John Krumboltz developed a theory based on Bandura's theories for his main concepts and then used those to develop his own theory, which incorporates career counselling.

Rather than focusing on inherited traits, Krumboltz’s theory is based on the idea that an individual’s development and experiences over the course of their life affect which career they are best suited for.

Krumboltz's theory focused on inherited personal qualities, life circumstances, learning through consequences and skills gained through work experiences. According to his theory, these factors and experiences determines the best match for an individual and their career.

Ann Roe ‘needs’ theory

The ‘needs’ approach, developed by Ann Roe, assesses the structure of needs and values each individual has based on experiences early in life and childhood. However, the theory also accounts for environmental and genetic factors, all of which she believed should be considered to find a career that fits an individual’s ‘needs.’

The theory includes six levels of skills ranging from unskilled to professional/managerial (considered the top-level). From there, Roe also includes eight different significant occupation categories to build from; including science, technology, arts and entertainment, outdoor, service, business, managerial, and general cultural occupations.

Roe’s personality theory

Much like Ann Roe’s ‘needs’ approach to career development, the personality theory also places a lot of importance on an individual’s early life experiences.

In this case, the experiences Roe focuses on most are the interactions an individual has with their parents during childhood.

In short, the more interaction a person has with their parents, the more likely they are to choose jobs she classifies as ‘person oriented’ or ‘non-person oriented.’ In her needs approach, she also classifies occupations into eight different categories, five of which are person-oriented and three of which are non-person oriented.

Based on an individual’s experience, they will have different levels of independent capability. She also considered non-person oriented jobs to be the more independent of the eight categories.

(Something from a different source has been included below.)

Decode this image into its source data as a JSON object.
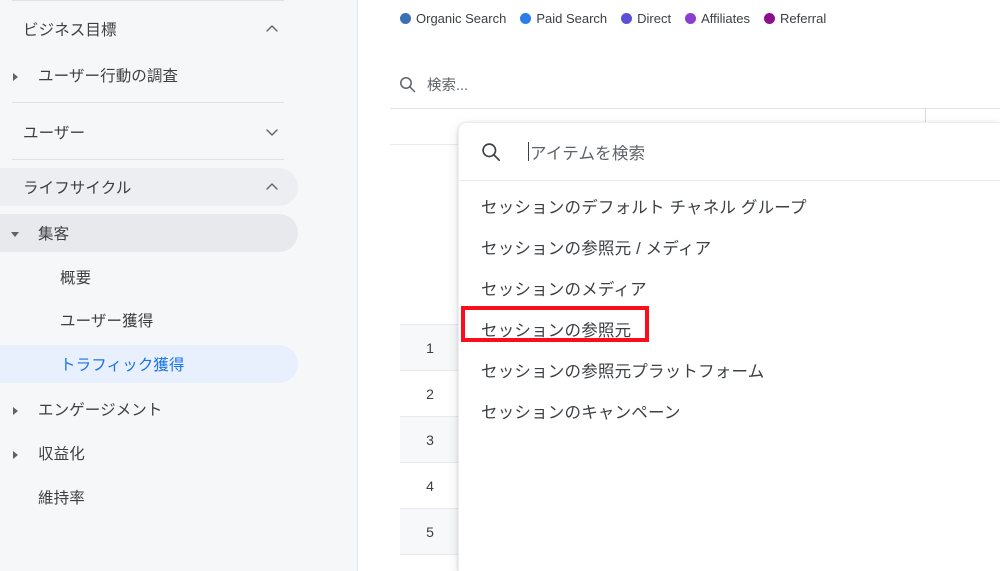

Linda Gottfredson - circumscription and compromise

Linda Gottfredson’s theory of circumscription and compromise, developed in the 1980s, focuses primarily on children and the four main stages of their growth. These stages are divided into both age ranges, and the developmental orientations during these ages. This theory helps us discern why children would choose certain career paths. The age ranges included are 3-5, 6-8, 9-13, and 14 and above.

Essentially, the careers children identify with also correlate to their social understandings at the time. Younger children often choose gender-oriented careers, while older children tend to choose careers that are more involved in their community values and personal identity.

Tiedeman and Miller - Tiedeman’s decision-making model

Tiedeman and Miller’s decision-making career development theory is heavily based on Erikson’s eight psychosocial stages. This theory also includes an individual’s life as being important to career development as their occupational choices are. The decision-making model helps people searching for a career path to weigh several main factors to lead them to their ultimate career goal.

There are two main stages of different factors that make up Tiedeman and Miller’s theory. The first preliminary stage is called Anticipation or Preoccupation.

In this stage, individuals go through four main steps: exploration, crystallization, choice, and clarification.

The second stage, called Implementation or Adjustment, involves the following steps: induction, reformation, and integration.


Career development plan

Now that you understand the different theoretical career planning and development approaches, you can dive into a practical career development plan. In our next article, we’ll cover career development plan, how to choose approaches to use, and how to successfully implement a plan that suits each individual.

Develop and maintain Learning Culture

In this workbook, we put together tips and exercises to help you develop your organisation’s learning culture.